1. Myth: Whiter teeth are healthier – While white teeth can be a sign of good oral hygiene, it doesn’t necessarily mean they are healthier. Some people naturally have slightly yellowish teeth but can still have healthy teeth and gums.
2. Myth: Brushing harder means cleaner teeth – Brushing too hard can actually damage your teeth and gums, leading to problems like enamel wear and receding gums.
3. Myth: You should brush immediately after eating – It’s actually better to wait at least 30 minutes after eating before brushing, especially if you’ve consumed something acidic. Brushing immediately can spread the acid around your mouth, leading to enamel erosion.
4. Myth: Sugar is the only thing that causes cavities – While sugar can contribute to cavity formation, it’s not the only culprit. Acidic foods and drinks can also erode enamel and lead to cavities.
5. Myth: If your gums bleed, you should stop flossing – Bleeding gums can be a sign of gum disease, and flossing can actually help improve the health of your gums.
6. Myth: Baby teeth don’t matter – Even though baby teeth eventually fall out, they play an important role in a child’s development and help guide the permanent teeth into place. Poor oral health in baby teeth can lead to problems in adult teeth.

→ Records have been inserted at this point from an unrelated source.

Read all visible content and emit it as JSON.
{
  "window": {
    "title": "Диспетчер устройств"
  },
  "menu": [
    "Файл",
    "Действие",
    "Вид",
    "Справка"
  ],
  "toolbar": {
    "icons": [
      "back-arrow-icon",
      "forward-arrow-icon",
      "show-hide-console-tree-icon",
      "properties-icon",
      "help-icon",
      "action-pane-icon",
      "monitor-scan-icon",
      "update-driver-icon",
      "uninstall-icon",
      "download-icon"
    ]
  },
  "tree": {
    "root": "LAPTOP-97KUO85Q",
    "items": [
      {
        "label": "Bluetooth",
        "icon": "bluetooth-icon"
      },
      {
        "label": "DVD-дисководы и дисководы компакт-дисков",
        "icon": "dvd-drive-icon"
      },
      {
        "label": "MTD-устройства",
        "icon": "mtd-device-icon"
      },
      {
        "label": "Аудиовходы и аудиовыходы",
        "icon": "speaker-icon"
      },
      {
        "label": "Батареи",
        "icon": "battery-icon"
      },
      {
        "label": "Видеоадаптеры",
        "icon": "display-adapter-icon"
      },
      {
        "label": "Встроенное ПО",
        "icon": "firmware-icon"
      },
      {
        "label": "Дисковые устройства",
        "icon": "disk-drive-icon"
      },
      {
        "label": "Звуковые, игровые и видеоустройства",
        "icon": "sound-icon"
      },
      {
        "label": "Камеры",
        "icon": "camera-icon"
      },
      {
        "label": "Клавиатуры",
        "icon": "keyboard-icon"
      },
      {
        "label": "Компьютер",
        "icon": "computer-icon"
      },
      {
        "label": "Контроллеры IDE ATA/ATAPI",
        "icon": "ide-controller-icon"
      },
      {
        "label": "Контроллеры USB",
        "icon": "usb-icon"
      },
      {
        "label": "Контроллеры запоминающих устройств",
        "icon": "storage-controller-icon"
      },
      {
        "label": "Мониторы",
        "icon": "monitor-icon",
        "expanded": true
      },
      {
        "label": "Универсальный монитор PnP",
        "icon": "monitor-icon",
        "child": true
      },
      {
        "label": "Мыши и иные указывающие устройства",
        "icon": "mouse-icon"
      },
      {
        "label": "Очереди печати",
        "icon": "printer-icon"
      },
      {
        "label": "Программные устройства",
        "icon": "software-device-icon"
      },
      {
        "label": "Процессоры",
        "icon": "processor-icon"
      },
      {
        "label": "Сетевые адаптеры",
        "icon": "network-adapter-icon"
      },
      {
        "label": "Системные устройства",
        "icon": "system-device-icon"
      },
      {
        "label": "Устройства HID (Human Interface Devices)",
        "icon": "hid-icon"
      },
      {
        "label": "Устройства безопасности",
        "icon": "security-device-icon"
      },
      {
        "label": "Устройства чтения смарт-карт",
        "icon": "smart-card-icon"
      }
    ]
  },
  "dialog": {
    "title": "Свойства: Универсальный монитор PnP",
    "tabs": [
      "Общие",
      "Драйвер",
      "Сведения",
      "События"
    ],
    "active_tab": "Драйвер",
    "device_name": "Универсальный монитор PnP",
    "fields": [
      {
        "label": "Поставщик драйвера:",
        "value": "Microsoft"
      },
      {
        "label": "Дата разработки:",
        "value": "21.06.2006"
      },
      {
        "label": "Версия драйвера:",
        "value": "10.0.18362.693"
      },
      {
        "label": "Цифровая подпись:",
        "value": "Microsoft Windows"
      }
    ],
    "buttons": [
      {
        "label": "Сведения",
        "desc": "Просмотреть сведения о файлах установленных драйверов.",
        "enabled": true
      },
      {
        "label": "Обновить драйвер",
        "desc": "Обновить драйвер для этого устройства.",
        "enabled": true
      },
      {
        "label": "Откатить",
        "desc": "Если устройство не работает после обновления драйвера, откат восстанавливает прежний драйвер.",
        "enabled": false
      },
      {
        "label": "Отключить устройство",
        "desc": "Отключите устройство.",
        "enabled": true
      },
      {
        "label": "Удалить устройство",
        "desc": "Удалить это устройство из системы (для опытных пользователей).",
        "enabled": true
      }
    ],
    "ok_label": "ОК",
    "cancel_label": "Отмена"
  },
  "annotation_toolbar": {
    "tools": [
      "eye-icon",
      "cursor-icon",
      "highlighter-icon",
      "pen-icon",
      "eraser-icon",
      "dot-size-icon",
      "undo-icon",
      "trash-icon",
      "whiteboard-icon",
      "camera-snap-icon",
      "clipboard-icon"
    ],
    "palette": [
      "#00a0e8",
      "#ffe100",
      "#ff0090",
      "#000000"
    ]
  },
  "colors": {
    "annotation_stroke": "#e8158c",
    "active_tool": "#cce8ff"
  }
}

7. Myth: You don’t need to see the dentist if your teeth don’t hurt – Regular dental check-ups are important for preventative care and catching potential problems early, before they start causing pain.
8. Myth: Dental X-rays are unnecessary and harmful – Dental X-rays are a valuable diagnostic tool and the radiation exposure is very low. They can help detect problems that aren’t visible to the naked eye.
9. Myth: Bad breath means you’re not brushing – While poor oral hygiene can cause bad breath, it can also be a symptom of other health issues, such as sinus infections, stomach problems, or certain diseases.
10. Myth: You should rinse your mouth with water immediately after brushing – Rinsing washes away the fluoride from your toothpaste that helps to protect your teeth. It’s better to spit out the excess toothpaste and avoid rinsing with water immediately after brushing.